What to do. Go through the records below line by line. Count the lines with "sound" and give the count alone.

[Entries taken from a collection]

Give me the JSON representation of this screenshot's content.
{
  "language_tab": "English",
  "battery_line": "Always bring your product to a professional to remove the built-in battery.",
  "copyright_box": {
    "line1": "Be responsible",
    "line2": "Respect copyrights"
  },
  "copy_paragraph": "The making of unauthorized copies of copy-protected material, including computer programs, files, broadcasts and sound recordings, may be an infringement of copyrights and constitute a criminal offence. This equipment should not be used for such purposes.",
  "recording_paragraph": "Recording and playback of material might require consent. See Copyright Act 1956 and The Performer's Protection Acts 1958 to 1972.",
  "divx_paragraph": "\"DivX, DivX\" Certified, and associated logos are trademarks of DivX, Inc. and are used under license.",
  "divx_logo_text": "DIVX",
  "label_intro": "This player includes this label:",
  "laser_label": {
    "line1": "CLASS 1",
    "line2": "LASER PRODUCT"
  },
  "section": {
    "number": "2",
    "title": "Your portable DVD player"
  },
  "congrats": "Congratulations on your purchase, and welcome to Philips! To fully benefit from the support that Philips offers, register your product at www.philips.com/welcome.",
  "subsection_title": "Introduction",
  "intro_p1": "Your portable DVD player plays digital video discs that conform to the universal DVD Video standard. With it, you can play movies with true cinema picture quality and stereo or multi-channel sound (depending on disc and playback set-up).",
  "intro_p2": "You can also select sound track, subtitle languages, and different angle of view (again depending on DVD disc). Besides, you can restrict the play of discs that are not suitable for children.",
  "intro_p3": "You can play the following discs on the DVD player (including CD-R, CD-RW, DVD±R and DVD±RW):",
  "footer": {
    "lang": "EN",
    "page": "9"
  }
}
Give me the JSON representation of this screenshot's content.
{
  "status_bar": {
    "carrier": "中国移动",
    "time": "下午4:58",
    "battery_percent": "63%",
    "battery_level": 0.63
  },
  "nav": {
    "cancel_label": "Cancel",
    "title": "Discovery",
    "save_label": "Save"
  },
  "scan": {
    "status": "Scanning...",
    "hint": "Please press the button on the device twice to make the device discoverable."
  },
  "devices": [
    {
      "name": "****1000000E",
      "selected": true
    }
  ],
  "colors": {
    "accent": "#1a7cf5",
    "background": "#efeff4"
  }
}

Written solution. 3